Dataset rows describing interfaces
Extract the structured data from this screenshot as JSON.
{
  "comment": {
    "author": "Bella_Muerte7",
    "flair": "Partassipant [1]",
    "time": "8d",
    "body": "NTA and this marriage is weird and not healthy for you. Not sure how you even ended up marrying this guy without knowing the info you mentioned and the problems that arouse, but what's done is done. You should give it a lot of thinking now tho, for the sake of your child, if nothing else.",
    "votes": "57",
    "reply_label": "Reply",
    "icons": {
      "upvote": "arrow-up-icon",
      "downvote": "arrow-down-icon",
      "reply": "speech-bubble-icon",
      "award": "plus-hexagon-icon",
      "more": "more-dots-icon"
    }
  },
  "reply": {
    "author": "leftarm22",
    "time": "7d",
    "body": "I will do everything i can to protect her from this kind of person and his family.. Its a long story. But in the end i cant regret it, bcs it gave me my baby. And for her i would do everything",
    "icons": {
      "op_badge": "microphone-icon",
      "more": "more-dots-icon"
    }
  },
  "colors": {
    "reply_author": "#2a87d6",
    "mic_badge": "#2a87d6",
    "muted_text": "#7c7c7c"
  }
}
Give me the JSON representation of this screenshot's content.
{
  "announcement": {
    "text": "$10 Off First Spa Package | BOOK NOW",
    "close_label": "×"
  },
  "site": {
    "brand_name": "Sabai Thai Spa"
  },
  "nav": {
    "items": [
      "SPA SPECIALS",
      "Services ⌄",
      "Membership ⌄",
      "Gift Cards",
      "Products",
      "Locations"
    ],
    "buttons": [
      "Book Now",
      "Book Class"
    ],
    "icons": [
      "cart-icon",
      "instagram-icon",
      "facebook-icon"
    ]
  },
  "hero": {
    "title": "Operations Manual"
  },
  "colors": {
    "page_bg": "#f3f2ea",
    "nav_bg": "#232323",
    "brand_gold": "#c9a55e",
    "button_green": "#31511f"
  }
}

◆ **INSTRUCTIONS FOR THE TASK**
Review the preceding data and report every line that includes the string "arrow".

◆ **ANSWER FOR THIS EXERCISE**
      "upvote": "arrow-up-icon",
      "downvote": "arrow-down-icon",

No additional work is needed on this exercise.